Trust us. This is huge.
If there’s one thing Dodge wants to go down in the modern automotive history books for it’s for this: outrageous amounts of horsepower. The now out of production Challenger SRT Demon, as the top example, produced a maximum of 840 hp. Only last week, Dodge unveiled its new 707 hp Charger Widebody. Does this signify a grand horsepower finale of sorts? Not even close. The Detroit Bureau has learned from Dodge’s global powertrain chief Micky Bly that "people want more than (what’s available) today.”
In order to accomplish that, however, one new piece of tech will be required: electrification. An electrified Hellcat V8? That’s exactly right. Not only will this allow Dodge powertrain engineers to extract more hp from the supercharged 6.2-liter Hellcat, but also an opportunity to move forward regarding the ever important "government compliance.”
Bly stated that FCA wants to reposition itself as one of the industry’s leaders in electrification "over the next 12 to 18 months.” "We’re not leaders now,” said Bly, who was a pioneer in the battery-car space while working at General Motors, "but we will be soon.” What exactly will happen next? Bly refused to offer specifics, but several well-placed FCA sources did offer some hints.
Future Hellcat models could soon have a mild hybrid system that could add an additional 130 pound-feet of torque while weighing less than 100 pounds. More weight? Yes, but that’s actually very little considering the added torque that’ll lead to improved performance – especially in a drag race.
This mild hybrid system would be similar to the one that’ll be used in the upcoming Jeep Wrangler hybrid. FCA is also busy developing more hybrid models, including mild, conventional and plug-in. All-electric models are also coming, including a Fiat 500e successor. The also upcoming Alfa Romeo 8C supercar will also be offered with plug-in hybrid and hybrid drivetrains, depending on trim.

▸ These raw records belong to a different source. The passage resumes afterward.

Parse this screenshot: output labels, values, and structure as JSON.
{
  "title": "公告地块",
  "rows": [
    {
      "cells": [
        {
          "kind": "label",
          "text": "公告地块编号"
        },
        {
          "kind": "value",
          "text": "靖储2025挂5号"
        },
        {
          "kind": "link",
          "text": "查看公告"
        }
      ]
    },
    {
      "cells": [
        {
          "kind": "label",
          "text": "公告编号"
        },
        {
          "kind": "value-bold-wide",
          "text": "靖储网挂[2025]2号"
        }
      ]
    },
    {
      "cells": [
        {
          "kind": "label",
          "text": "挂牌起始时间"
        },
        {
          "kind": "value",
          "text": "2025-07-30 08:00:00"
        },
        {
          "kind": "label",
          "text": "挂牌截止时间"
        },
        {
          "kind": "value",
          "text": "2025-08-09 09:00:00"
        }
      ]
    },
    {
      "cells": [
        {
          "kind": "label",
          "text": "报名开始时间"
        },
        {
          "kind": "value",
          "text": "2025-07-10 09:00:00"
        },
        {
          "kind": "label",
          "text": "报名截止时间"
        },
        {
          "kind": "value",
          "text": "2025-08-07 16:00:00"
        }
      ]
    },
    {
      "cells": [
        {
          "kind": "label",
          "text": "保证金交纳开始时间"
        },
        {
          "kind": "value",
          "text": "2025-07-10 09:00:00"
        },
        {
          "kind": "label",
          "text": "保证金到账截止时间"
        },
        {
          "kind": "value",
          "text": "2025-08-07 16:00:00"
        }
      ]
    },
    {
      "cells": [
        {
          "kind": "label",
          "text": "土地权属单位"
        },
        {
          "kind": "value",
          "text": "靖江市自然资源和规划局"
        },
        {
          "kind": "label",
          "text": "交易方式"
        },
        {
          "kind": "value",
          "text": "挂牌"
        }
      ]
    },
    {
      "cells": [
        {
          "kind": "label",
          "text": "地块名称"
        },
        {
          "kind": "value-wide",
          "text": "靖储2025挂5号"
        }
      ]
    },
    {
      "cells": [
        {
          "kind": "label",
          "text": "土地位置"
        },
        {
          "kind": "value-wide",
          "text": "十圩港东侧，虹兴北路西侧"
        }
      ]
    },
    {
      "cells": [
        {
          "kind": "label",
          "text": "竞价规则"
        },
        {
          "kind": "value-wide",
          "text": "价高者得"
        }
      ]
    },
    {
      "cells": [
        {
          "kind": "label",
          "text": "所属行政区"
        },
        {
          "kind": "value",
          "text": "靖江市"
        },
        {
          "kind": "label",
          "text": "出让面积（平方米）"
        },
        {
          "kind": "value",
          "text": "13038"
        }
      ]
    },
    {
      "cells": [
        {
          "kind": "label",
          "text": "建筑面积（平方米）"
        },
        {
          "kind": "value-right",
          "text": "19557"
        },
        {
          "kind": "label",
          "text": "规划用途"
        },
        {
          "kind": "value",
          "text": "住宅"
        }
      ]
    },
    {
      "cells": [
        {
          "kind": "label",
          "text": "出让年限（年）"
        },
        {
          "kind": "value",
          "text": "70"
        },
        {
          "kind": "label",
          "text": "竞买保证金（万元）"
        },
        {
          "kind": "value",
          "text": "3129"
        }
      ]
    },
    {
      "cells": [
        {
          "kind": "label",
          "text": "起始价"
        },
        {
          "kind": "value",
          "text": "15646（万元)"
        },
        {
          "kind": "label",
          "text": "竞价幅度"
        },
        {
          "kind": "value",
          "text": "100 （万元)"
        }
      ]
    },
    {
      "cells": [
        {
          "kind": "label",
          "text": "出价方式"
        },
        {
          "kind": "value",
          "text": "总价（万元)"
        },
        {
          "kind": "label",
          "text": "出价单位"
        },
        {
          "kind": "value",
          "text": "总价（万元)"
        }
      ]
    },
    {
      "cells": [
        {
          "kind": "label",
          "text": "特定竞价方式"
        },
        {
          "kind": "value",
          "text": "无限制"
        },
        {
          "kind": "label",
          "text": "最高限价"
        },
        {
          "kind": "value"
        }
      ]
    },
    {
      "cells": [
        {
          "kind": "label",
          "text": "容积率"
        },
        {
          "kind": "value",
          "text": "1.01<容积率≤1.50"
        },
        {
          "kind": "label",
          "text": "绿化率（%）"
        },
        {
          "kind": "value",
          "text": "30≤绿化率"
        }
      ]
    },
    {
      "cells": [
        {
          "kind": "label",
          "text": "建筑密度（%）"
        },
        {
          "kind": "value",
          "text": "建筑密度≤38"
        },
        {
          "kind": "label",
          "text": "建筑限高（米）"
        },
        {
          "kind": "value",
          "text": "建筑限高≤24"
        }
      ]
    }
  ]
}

Unfortunately, no production launch time frame was given for the electrified Hellcat models, but what’s for certain is that they’re happening because there’s simply no choice. Discontinuing them entirely is not an option for Dodge.